“A small but rigorous new study provides strong evidence that not only do these [processed] foods tend to make people eat more, but they also may result in dramatic and relatively rapid weight gain and have other detrimental health effects. The research, published in the journal Cell Metabolism, found that people ate significantly more calories and gained more weight when they were fed a diet that was high in ultra-processed foods like breakfast cereals, muffins, white bread, sugary yogurts, low-fat potato chips, canned foods, processed meats, fruit juices and diet beverages. These foods caused a rise in hunger hormones compared to a diet that contained mostly minimally processed foods like fresh fruits and vegetables, eggs, grilled chicken, fish and beef, and whole grains, nuts and seeds."Read the article Why Eating Processed Foods Might Make You Fat
“The needs of our olympic athletes and grandparents differ by degree, not kind.” That is to say, everyone needs to perform an intelligently selected variety of functional movements at a level of intensity appropriate for that individual.

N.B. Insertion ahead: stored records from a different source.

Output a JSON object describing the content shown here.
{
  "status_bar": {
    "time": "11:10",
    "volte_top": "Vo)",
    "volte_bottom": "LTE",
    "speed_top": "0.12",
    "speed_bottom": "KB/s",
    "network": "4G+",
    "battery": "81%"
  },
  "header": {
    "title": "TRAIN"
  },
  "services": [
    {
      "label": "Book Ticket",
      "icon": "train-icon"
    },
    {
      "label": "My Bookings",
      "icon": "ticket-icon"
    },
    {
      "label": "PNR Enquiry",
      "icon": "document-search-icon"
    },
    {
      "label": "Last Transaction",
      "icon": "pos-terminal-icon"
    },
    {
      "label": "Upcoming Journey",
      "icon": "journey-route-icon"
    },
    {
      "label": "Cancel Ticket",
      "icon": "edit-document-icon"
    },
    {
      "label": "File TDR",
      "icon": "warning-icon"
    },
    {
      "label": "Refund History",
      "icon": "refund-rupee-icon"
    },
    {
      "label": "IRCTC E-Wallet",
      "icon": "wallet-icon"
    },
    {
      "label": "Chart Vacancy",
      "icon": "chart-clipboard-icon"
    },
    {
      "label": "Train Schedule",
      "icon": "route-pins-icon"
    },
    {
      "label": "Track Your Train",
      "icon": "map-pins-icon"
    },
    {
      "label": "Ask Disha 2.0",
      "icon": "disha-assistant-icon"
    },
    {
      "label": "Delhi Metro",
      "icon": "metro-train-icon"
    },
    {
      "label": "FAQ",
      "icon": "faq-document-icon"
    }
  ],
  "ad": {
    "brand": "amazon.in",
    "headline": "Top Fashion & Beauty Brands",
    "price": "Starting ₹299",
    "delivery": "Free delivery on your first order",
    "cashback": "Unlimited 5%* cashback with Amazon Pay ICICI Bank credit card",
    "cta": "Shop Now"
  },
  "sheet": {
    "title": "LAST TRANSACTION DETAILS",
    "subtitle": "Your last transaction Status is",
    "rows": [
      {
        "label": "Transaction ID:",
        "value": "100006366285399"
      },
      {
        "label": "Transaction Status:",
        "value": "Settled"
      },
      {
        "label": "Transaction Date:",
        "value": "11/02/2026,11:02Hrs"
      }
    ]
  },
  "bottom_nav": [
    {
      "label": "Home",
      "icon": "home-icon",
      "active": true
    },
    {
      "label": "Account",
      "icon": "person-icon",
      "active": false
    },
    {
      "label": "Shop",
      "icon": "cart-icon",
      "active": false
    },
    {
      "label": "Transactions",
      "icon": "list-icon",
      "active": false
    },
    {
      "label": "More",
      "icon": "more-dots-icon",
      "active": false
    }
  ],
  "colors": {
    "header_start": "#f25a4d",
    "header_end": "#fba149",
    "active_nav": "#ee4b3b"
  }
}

Everyone needs to eat food that sustains, rather than harms, the body. This is the pursuit of fitness, and the ability to maintain that fitness throughout your life is a defining measure of health. CrossFit At Home is a place to access the necessary tools—functional movement, simple nourishment—to sustain and preserve your health at home.
"A popular diabetes drug sometimes taken to slow aging may diminish some of the expected health benefits of aerobic exercise in healthy older adults, according to a new report. The drug, metformin, can blunt certain physical changes from exercise that normally help people to age well. The results raise questions about the relationship of pills and physical activity in healthy aging and also whether we know enough about how drugs and exercise interact. The results are particularly disconcerting given that healthy, active people may be considering taking the drug to slow aging. Metformin currently is the most-prescribed medication globally for people with Type 2 diabetes."Read the article An Anti-Aging Pill? Think Twice